§ DATA UNDER STUDY
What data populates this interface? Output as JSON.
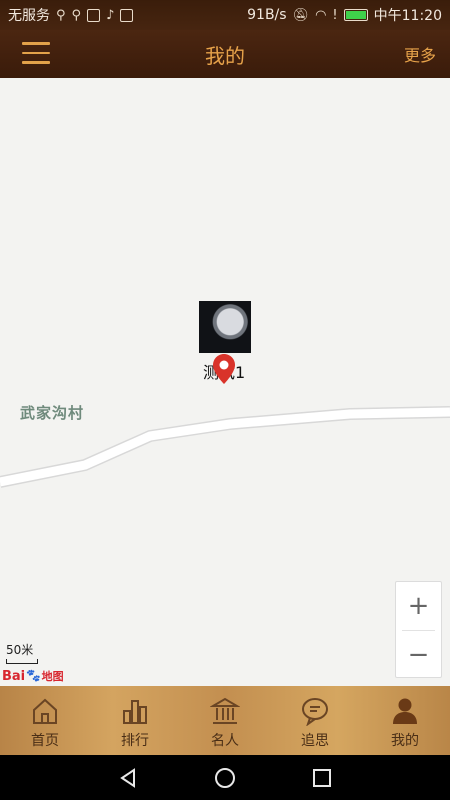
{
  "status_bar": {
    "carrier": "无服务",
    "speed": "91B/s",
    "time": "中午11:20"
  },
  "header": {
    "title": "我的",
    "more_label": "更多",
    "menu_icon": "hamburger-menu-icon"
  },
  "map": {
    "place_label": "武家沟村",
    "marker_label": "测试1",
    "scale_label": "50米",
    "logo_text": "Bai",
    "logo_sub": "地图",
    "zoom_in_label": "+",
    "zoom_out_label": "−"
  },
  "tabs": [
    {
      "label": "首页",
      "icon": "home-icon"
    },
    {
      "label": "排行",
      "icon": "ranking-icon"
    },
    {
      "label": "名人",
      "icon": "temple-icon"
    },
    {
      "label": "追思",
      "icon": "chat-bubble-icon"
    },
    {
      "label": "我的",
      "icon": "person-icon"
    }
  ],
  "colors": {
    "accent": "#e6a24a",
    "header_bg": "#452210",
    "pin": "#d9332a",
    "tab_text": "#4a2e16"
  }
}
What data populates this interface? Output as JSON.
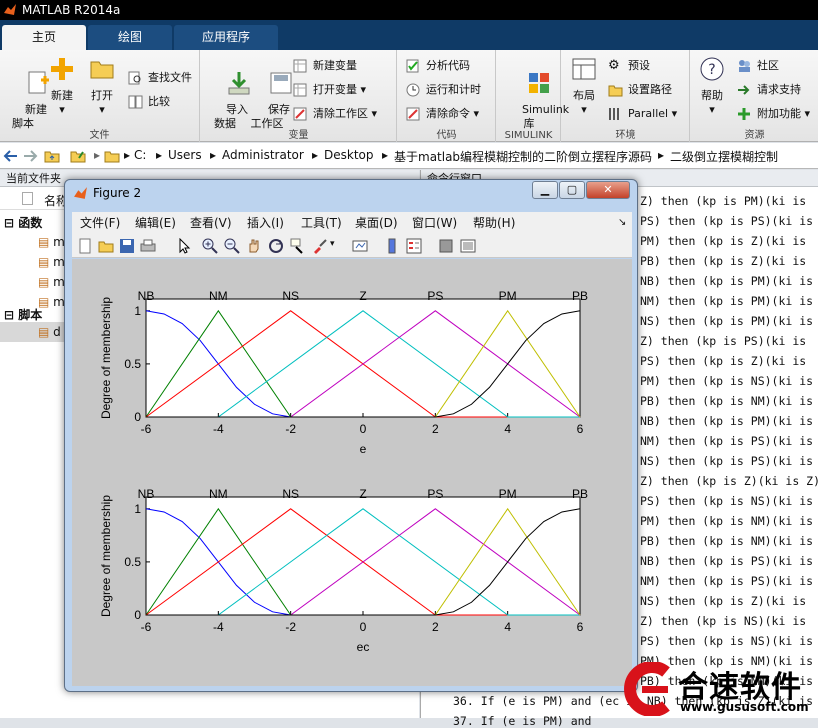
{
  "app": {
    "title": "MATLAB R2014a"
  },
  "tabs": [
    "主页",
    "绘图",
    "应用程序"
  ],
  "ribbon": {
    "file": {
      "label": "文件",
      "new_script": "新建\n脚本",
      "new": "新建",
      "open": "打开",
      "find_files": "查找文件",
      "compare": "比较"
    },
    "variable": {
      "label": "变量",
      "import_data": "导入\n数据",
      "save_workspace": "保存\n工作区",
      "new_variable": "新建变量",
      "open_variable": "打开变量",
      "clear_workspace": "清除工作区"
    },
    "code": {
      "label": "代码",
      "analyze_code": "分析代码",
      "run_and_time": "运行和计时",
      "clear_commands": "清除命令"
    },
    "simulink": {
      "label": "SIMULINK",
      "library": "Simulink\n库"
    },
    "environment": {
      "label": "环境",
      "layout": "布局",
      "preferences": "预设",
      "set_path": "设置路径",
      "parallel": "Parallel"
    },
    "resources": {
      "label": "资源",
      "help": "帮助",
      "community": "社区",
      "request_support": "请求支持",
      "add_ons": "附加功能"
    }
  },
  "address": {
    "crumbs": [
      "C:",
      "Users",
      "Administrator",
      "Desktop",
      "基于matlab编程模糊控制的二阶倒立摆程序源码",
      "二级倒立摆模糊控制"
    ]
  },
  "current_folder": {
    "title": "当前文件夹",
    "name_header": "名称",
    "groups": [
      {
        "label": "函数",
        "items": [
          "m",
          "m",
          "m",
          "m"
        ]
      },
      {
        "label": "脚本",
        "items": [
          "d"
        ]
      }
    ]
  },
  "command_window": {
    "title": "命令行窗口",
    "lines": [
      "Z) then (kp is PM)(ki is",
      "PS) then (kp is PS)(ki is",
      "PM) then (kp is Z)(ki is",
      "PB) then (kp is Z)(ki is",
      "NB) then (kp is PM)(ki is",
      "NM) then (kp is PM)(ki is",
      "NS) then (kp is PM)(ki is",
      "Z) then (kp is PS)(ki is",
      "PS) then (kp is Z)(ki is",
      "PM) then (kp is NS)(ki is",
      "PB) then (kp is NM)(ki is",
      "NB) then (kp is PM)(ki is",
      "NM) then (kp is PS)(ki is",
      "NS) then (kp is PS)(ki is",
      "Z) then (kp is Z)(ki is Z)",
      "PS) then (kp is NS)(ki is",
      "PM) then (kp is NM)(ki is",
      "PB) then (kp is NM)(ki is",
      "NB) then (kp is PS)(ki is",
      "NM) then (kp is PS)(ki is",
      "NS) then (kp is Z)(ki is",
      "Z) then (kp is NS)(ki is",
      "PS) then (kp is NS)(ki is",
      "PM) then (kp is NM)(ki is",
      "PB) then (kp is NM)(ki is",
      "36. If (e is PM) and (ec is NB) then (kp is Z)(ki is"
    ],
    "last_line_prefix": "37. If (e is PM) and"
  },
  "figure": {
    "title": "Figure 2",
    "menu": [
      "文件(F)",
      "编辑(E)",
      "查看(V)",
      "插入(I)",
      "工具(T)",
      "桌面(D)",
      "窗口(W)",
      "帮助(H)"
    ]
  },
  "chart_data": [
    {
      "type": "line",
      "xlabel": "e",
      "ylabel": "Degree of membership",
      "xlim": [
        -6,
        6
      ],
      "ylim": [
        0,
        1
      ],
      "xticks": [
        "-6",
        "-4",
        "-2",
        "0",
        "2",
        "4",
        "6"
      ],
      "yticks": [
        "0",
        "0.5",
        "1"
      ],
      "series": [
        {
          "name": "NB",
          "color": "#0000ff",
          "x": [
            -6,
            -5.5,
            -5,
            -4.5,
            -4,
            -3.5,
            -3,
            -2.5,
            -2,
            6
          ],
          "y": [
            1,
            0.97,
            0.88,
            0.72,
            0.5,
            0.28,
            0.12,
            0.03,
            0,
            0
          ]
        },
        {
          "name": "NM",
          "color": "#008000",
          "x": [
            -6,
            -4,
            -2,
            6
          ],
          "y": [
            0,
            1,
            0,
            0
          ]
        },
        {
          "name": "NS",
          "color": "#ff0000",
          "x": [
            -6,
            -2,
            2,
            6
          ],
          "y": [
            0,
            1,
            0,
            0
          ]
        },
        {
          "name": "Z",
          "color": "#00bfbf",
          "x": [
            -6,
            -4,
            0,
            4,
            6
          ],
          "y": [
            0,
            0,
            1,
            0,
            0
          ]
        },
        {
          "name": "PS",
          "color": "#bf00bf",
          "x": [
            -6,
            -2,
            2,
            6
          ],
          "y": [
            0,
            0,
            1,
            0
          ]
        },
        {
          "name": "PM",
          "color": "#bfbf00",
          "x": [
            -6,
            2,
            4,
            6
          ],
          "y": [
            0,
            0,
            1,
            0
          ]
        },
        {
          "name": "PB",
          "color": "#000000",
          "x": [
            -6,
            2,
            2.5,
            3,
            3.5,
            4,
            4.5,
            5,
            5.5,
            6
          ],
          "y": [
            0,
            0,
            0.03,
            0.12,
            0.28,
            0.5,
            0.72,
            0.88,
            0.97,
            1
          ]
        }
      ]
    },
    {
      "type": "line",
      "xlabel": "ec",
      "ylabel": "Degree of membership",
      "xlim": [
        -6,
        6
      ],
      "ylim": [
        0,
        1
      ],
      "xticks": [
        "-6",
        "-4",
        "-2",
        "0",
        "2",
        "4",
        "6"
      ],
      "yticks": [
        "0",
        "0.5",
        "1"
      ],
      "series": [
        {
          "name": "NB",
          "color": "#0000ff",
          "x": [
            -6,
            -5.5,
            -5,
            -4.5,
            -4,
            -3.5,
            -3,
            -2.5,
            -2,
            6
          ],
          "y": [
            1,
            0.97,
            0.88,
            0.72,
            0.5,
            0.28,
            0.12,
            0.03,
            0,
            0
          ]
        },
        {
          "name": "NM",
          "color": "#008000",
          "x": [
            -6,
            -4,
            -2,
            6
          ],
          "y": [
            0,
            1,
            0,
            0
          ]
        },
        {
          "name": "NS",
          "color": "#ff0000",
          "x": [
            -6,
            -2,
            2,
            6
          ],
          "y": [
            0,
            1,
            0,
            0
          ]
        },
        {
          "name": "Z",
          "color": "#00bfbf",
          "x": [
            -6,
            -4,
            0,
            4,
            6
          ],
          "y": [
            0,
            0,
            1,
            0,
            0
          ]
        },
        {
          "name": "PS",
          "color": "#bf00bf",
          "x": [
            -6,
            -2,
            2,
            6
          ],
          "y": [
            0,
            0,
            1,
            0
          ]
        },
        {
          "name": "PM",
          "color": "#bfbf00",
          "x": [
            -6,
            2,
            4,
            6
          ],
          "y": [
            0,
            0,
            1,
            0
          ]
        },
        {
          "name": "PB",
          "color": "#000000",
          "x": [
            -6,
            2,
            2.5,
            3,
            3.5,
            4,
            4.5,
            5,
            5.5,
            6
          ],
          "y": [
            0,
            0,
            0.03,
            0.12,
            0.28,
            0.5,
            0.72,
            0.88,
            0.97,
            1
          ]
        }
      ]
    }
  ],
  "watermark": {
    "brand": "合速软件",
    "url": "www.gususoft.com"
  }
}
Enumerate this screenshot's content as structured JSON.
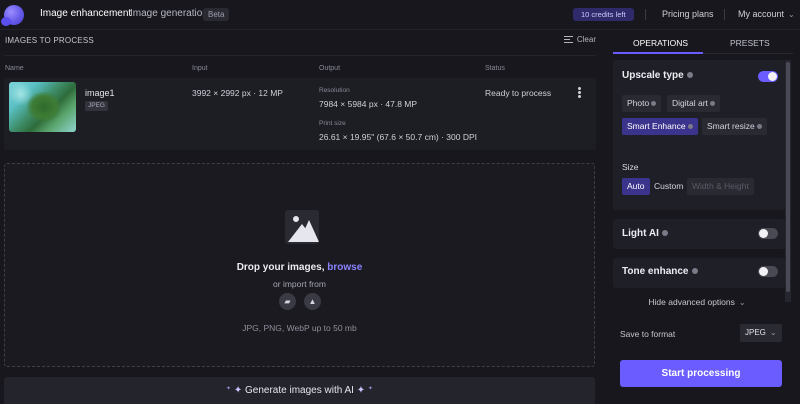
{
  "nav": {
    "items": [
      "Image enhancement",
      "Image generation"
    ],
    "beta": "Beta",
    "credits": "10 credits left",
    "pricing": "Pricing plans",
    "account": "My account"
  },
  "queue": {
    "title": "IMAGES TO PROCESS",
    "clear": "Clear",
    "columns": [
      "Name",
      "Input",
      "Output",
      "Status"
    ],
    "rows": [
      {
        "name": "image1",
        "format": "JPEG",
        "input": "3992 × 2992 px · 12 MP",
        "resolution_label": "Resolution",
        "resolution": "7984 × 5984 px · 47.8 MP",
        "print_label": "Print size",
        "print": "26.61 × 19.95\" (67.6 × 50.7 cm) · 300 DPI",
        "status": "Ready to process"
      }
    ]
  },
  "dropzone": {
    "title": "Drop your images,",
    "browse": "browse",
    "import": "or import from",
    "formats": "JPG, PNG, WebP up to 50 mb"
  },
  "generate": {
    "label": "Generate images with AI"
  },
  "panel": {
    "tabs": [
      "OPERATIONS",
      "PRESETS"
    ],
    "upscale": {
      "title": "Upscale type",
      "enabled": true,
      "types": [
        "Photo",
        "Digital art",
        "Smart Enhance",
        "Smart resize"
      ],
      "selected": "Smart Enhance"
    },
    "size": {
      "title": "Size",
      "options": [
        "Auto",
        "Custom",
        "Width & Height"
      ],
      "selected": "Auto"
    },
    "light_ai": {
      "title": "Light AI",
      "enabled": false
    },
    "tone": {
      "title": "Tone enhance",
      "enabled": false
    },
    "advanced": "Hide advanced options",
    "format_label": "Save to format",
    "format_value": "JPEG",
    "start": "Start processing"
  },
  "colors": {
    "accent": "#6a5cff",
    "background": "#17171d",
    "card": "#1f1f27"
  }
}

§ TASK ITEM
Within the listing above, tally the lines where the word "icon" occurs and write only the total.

§ FINAL ANSWER
6